Mountain Pathology Income Statement I
Note the overall structure of the income statement: Revenue−Expense = Net income.
Each month the accountant updates the income statement and the two most senior partners review the numbers.
Case: Mountain Pathology Income Statement II
For March (Fig. 7.2), the two senior partners identified five areas (yellow) of potential concern or opportunity to review with the accountant.
Mountain Pathology Income Statement II
Describe possible scenarios for each highlighted item.
Although the practice could have been billing for the professional component of clinical pathology (CPC), they had not been. Billing for CPC began in January of the previous fiscal year and revenue began rising in January and February. A year into CPC billing, collections are much higher.

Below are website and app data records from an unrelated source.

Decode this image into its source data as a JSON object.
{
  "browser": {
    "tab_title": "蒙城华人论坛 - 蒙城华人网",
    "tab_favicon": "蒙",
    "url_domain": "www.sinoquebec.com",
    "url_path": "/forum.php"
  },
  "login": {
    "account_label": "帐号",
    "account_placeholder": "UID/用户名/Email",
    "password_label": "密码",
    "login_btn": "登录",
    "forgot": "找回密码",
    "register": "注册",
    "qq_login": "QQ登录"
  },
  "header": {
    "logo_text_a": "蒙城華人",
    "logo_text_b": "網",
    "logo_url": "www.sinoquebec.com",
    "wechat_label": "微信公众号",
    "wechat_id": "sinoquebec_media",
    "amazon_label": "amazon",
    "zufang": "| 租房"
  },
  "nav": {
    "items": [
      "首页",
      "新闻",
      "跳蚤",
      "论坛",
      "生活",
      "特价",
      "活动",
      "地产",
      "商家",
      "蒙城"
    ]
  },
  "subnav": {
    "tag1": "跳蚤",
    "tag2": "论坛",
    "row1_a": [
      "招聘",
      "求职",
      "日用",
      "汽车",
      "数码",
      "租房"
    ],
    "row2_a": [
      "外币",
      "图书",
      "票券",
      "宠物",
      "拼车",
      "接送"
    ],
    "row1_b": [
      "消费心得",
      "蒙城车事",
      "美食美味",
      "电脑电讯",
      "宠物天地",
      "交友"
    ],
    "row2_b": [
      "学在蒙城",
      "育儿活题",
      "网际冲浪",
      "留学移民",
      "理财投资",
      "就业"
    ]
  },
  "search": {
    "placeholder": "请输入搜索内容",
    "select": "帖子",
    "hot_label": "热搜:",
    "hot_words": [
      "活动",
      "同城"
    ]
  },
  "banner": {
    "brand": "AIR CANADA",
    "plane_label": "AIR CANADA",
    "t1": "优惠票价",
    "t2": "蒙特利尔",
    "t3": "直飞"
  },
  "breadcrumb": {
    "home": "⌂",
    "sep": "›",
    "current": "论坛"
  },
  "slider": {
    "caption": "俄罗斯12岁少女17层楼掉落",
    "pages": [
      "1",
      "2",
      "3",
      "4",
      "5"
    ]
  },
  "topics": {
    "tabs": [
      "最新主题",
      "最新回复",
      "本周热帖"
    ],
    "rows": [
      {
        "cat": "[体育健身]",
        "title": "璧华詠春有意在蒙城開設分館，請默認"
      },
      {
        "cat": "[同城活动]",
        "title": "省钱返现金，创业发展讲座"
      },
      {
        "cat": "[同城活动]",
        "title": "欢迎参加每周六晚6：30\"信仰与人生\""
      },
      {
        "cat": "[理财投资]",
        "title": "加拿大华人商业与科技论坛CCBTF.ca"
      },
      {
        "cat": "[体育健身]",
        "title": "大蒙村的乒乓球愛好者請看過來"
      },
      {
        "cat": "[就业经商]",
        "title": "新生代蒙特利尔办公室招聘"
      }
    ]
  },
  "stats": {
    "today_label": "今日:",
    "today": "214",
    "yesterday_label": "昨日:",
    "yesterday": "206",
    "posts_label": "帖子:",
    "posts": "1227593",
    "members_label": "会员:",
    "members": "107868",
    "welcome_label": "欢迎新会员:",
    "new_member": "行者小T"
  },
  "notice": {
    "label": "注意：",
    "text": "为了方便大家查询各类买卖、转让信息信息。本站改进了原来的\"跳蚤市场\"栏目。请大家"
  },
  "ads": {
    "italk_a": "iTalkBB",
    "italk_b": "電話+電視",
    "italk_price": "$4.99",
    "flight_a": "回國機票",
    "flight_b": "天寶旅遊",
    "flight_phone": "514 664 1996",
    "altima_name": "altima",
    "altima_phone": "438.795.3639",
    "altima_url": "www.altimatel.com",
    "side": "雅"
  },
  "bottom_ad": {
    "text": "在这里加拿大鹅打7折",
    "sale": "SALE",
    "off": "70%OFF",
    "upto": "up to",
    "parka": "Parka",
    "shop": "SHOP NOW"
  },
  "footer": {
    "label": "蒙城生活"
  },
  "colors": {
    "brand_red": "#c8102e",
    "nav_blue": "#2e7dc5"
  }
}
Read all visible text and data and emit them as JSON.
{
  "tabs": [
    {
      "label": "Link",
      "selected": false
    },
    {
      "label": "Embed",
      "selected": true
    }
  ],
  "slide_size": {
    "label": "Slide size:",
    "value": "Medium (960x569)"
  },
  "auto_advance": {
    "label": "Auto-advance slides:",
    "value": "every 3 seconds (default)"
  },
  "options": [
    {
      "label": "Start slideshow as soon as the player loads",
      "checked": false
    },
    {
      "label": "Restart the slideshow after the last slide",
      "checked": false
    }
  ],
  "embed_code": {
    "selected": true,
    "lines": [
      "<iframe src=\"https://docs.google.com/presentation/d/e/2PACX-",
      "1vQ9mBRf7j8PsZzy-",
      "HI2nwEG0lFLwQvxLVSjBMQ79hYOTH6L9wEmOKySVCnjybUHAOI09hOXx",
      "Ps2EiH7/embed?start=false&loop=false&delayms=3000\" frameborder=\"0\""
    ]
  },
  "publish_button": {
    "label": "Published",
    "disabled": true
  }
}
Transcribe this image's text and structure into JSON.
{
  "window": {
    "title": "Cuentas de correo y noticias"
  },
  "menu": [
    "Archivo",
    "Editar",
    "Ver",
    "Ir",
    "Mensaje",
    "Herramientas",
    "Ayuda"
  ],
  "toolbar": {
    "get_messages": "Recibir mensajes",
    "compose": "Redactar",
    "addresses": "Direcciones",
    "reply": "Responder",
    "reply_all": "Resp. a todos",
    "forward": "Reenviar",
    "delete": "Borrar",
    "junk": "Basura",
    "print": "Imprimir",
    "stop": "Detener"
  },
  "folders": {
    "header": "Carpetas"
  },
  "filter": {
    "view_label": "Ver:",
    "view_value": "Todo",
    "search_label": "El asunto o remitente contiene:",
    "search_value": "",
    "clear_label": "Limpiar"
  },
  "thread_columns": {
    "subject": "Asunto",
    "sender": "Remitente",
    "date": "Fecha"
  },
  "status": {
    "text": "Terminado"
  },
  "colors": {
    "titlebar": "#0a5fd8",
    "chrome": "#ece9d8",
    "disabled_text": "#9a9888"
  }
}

Contractual adjustments are the differences between billed amounts for services and money collected. For example, the list price of an 88305 (Current Procedural Terminology (CPT) code for a typical diagnostic biopsy) is higher than the Medicare rate or rates contracted with insurance companies. The use of higher rates maximizes income by ensuring a billed rate above what an insurance company may pay (you do not want to leave anything on the table), but has the perverse effect of billing very large amounts to patients with no insurance, many of whom cannot pay despite being responsible for a relatively high bill. Higher rates also result in higher contractual adjustments. For Mountain Pathology Group, contracts were renegotiated and the negotiations were not as successful as in past years. The contractual rates dropped. Additionally, Medicare re-evaluated two of the most used CPT codes and decreased their reimbursement rate.
Since the practice’s profit margin was high last year, pathologists were given raises. Fringe benefits rose a corresponding amount plus the increased fringe benefit cost reflects rising rates for the group-provided health insurance.
The renegotiation of contracts required some additional legal advice.
The company computers in the offices needed to be upgraded or replaced in order to handle a new operating system.
Overall, Mountain Pathology Group is doing well. Thanks to the institution of professional component billing in clinical pathology, their revenue is well ahead year-over-year. The group is showing significant net income on a month-to-month basis that will be available for bonuses, which could be paid out at any time. Typically, independent pathology groups will pay out substantially all net income by year’s end to avoid paying taxes on the group’s profits. Of course, taxes would then be paid by the recipients of the bonuses when they file their individual tax returns.